Assigned task – Print all entries precisely as they are written.

═══ Listed records

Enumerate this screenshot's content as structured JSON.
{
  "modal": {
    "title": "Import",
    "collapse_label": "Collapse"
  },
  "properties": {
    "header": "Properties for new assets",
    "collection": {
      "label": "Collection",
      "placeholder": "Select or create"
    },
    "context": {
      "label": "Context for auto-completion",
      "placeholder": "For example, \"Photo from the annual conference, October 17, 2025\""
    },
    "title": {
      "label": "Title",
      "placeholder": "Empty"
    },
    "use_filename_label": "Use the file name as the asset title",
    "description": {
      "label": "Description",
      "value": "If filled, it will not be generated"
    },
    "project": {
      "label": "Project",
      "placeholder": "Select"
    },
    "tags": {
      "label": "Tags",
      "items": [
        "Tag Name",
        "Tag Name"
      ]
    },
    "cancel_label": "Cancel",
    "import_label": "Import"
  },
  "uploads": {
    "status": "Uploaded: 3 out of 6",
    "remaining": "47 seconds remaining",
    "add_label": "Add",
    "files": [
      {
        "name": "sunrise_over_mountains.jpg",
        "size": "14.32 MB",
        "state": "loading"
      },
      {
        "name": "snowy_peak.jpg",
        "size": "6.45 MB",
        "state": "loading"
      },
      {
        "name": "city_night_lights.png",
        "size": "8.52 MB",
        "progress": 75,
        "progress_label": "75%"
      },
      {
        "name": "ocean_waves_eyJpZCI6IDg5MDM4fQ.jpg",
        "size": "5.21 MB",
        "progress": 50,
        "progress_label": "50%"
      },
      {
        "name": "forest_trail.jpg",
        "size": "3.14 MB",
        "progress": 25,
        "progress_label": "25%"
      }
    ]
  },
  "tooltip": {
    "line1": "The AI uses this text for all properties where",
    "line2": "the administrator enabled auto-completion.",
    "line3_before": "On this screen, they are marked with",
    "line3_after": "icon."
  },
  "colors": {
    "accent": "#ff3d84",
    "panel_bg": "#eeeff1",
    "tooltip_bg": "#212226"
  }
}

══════

Response area –
Enumerate this screenshot's content as structured JSON.
{
  "modal": {
    "title": "Import",
    "collapse_label": "Collapse"
  },
  "properties": {
    "header": "Properties for new assets",
    "collection": {
      "label": "Collection",
      "placeholder": "Select or create"
    },
    "context": {
      "label": "Context for auto-completion",
      "placeholder": "For example, \"Photo from the annual conference, October 17, 2025\""
    },
    "title": {
      "label": "Title",
      "placeholder": "Empty"
    },
    "use_filename_label": "Use the file name as the asset title",
    "description": {
      "label": "Description",
      "value": "If filled, it will not be generated"
    },
    "project": {
      "label": "Project",
      "placeholder": "Select"
    },
    "tags": {
      "label": "Tags",
      "items": [
        "Tag Name",
        "Tag Name"
      ]
    },
    "cancel_label": "Cancel",
    "import_label": "Import"
  },
  "uploads": {
    "status": "Uploaded: 3 out of 6",
    "remaining": "47 seconds remaining",
    "add_label": "Add",
    "files": [
      {
        "name": "sunrise_over_mountains.jpg",
        "size": "14.32 MB",
        "state": "loading"
      },
      {
        "name": "snowy_peak.jpg",
        "size": "6.45 MB",
        "state": "loading"
      },
      {
        "name": "city_night_lights.png",
        "size": "8.52 MB",
        "progress": 75,
        "progress_label": "75%"
      },
      {
        "name": "ocean_waves_eyJpZCI6IDg5MDM4fQ.jpg",
        "size": "5.21 MB",
        "progress": 50,
        "progress_label": "50%"
      },
      {
        "name": "forest_trail.jpg",
        "size": "3.14 MB",
        "progress": 25,
        "progress_label": "25%"
      }
    ]
  },
  "tooltip": {
    "line1": "The AI uses this text for all properties where",
    "line2": "the administrator enabled auto-completion.",
    "line3_before": "On this screen, they are marked with",
    "line3_after": "icon."
  },
  "colors": {
    "accent": "#ff3d84",
    "panel_bg": "#eeeff1",
    "tooltip_bg": "#212226"
  }
}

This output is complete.